INPUT DATA »
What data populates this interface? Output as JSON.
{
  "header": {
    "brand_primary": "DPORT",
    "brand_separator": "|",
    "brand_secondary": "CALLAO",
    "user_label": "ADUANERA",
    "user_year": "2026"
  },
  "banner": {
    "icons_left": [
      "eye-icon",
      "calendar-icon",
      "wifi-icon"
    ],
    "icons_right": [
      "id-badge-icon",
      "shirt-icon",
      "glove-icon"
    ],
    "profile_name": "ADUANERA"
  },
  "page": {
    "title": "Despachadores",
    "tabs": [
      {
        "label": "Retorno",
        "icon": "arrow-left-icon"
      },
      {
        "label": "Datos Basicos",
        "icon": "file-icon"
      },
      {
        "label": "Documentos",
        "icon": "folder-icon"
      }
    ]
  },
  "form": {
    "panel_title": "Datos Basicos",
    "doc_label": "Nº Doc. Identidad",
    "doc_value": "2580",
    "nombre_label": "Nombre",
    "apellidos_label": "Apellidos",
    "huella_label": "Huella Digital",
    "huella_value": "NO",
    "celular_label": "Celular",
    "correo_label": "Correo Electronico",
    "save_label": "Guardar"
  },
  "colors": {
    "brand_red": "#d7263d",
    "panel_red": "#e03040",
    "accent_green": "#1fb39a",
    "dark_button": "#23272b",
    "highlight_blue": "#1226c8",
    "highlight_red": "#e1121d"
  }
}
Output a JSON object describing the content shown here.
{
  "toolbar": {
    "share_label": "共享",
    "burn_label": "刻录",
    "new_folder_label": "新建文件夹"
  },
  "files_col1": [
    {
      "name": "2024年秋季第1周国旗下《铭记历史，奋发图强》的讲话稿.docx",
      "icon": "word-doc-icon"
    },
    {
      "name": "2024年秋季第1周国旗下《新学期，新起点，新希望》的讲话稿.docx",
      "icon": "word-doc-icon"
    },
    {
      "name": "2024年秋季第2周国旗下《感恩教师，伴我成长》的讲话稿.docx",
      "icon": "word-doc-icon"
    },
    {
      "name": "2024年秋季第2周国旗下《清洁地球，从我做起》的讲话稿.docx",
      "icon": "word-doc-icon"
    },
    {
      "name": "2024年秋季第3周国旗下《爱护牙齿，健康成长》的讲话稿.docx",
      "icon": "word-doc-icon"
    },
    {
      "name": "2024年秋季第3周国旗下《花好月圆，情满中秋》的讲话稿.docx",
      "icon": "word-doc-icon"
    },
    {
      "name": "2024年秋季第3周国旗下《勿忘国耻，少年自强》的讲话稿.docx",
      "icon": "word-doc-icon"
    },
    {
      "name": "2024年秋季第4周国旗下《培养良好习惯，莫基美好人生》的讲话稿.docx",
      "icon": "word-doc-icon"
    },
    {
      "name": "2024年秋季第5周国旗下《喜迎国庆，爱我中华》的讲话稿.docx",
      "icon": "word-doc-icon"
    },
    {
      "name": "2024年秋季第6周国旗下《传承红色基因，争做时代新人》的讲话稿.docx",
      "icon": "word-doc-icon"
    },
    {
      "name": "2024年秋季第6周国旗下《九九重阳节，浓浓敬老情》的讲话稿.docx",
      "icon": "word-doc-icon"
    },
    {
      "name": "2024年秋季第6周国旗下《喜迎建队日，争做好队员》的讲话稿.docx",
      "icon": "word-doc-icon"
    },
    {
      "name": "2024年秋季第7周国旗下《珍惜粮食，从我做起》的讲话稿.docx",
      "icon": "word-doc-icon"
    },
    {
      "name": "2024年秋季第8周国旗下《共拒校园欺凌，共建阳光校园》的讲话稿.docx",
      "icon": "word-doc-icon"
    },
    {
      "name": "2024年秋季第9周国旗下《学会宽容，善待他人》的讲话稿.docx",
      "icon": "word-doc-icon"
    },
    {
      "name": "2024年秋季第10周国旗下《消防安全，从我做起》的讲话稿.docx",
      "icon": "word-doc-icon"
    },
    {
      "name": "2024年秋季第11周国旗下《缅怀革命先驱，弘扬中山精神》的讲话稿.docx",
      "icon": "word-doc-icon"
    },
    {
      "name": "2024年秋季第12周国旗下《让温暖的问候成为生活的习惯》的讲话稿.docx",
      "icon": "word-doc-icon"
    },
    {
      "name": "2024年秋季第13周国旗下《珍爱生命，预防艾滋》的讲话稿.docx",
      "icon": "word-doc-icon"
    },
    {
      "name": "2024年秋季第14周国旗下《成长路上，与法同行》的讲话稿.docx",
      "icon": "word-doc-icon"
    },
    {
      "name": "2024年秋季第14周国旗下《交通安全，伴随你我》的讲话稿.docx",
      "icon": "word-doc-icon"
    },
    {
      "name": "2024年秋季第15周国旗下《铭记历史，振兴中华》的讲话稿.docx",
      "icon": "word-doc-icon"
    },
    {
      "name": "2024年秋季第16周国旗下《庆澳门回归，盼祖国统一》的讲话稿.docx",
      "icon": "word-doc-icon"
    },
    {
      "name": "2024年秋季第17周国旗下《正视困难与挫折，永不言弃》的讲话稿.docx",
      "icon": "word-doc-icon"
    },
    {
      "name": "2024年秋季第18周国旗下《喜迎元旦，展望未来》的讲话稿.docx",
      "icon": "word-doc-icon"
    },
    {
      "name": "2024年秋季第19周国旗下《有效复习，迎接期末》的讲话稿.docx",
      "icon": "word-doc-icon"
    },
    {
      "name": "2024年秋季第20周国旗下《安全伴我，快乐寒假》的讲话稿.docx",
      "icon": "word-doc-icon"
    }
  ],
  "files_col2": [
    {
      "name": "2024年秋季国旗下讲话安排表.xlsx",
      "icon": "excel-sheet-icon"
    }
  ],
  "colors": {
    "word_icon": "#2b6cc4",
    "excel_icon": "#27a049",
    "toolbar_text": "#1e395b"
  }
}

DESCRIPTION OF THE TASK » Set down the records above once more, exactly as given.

TASK OUTPUT »
What data populates this interface? Output as JSON.
{
  "header": {
    "brand_primary": "DPORT",
    "brand_separator": "|",
    "brand_secondary": "CALLAO",
    "user_label": "ADUANERA",
    "user_year": "2026"
  },
  "banner": {
    "icons_left": [
      "eye-icon",
      "calendar-icon",
      "wifi-icon"
    ],
    "icons_right": [
      "id-badge-icon",
      "shirt-icon",
      "glove-icon"
    ],
    "profile_name": "ADUANERA"
  },
  "page": {
    "title": "Despachadores",
    "tabs": [
      {
        "label": "Retorno",
        "icon": "arrow-left-icon"
      },
      {
        "label": "Datos Basicos",
        "icon": "file-icon"
      },
      {
        "label": "Documentos",
        "icon": "folder-icon"
      }
    ]
  },
  "form": {
    "panel_title": "Datos Basicos",
    "doc_label": "Nº Doc. Identidad",
    "doc_value": "2580",
    "nombre_label": "Nombre",
    "apellidos_label": "Apellidos",
    "huella_label": "Huella Digital",
    "huella_value": "NO",
    "celular_label": "Celular",
    "correo_label": "Correo Electronico",
    "save_label": "Guardar"
  },
  "colors": {
    "brand_red": "#d7263d",
    "panel_red": "#e03040",
    "accent_green": "#1fb39a",
    "dark_button": "#23272b",
    "highlight_blue": "#1226c8",
    "highlight_red": "#e1121d"
  }
}
Output a JSON object describing the content shown here.
{
  "toolbar": {
    "share_label": "共享",
    "burn_label": "刻录",
    "new_folder_label": "新建文件夹"
  },
  "files_col1": [
    {
      "name": "2024年秋季第1周国旗下《铭记历史，奋发图强》的讲话稿.docx",
      "icon": "word-doc-icon"
    },
    {
      "name": "2024年秋季第1周国旗下《新学期，新起点，新希望》的讲话稿.docx",
      "icon": "word-doc-icon"
    },
    {
      "name": "2024年秋季第2周国旗下《感恩教师，伴我成长》的讲话稿.docx",
      "icon": "word-doc-icon"
    },
    {
      "name": "2024年秋季第2周国旗下《清洁地球，从我做起》的讲话稿.docx",
      "icon": "word-doc-icon"
    },
    {
      "name": "2024年秋季第3周国旗下《爱护牙齿，健康成长》的讲话稿.docx",
      "icon": "word-doc-icon"
    },
    {
      "name": "2024年秋季第3周国旗下《花好月圆，情满中秋》的讲话稿.docx",
      "icon": "word-doc-icon"
    },
    {
      "name": "2024年秋季第3周国旗下《勿忘国耻，少年自强》的讲话稿.docx",
      "icon": "word-doc-icon"
    },
    {
      "name": "2024年秋季第4周国旗下《培养良好习惯，莫基美好人生》的讲话稿.docx",
      "icon": "word-doc-icon"
    },
    {
      "name": "2024年秋季第5周国旗下《喜迎国庆，爱我中华》的讲话稿.docx",
      "icon": "word-doc-icon"
    },
    {
      "name": "2024年秋季第6周国旗下《传承红色基因，争做时代新人》的讲话稿.docx",
      "icon": "word-doc-icon"
    },
    {
      "name": "2024年秋季第6周国旗下《九九重阳节，浓浓敬老情》的讲话稿.docx",
      "icon": "word-doc-icon"
    },
    {
      "name": "2024年秋季第6周国旗下《喜迎建队日，争做好队员》的讲话稿.docx",
      "icon": "word-doc-icon"
    },
    {
      "name": "2024年秋季第7周国旗下《珍惜粮食，从我做起》的讲话稿.docx",
      "icon": "word-doc-icon"
    },
    {
      "name": "2024年秋季第8周国旗下《共拒校园欺凌，共建阳光校园》的讲话稿.docx",
      "icon": "word-doc-icon"
    },
    {
      "name": "2024年秋季第9周国旗下《学会宽容，善待他人》的讲话稿.docx",
      "icon": "word-doc-icon"
    },
    {
      "name": "2024年秋季第10周国旗下《消防安全，从我做起》的讲话稿.docx",
      "icon": "word-doc-icon"
    },
    {
      "name": "2024年秋季第11周国旗下《缅怀革命先驱，弘扬中山精神》的讲话稿.docx",
      "icon": "word-doc-icon"
    },
    {
      "name": "2024年秋季第12周国旗下《让温暖的问候成为生活的习惯》的讲话稿.docx",
      "icon": "word-doc-icon"
    },
    {
      "name": "2024年秋季第13周国旗下《珍爱生命，预防艾滋》的讲话稿.docx",
      "icon": "word-doc-icon"
    },
    {
      "name": "2024年秋季第14周国旗下《成长路上，与法同行》的讲话稿.docx",
      "icon": "word-doc-icon"
    },
    {
      "name": "2024年秋季第14周国旗下《交通安全，伴随你我》的讲话稿.docx",
      "icon": "word-doc-icon"
    },
    {
      "name": "2024年秋季第15周国旗下《铭记历史，振兴中华》的讲话稿.docx",
      "icon": "word-doc-icon"
    },
    {
      "name": "2024年秋季第16周国旗下《庆澳门回归，盼祖国统一》的讲话稿.docx",
      "icon": "word-doc-icon"
    },
    {
      "name": "2024年秋季第17周国旗下《正视困难与挫折，永不言弃》的讲话稿.docx",
      "icon": "word-doc-icon"
    },
    {
      "name": "2024年秋季第18周国旗下《喜迎元旦，展望未来》的讲话稿.docx",
      "icon": "word-doc-icon"
    },
    {
      "name": "2024年秋季第19周国旗下《有效复习，迎接期末》的讲话稿.docx",
      "icon": "word-doc-icon"
    },
    {
      "name": "2024年秋季第20周国旗下《安全伴我，快乐寒假》的讲话稿.docx",
      "icon": "word-doc-icon"
    }
  ],
  "files_col2": [
    {
      "name": "2024年秋季国旗下讲话安排表.xlsx",
      "icon": "excel-sheet-icon"
    }
  ],
  "colors": {
    "word_icon": "#2b6cc4",
    "excel_icon": "#27a049",
    "toolbar_text": "#1e395b"
  }
}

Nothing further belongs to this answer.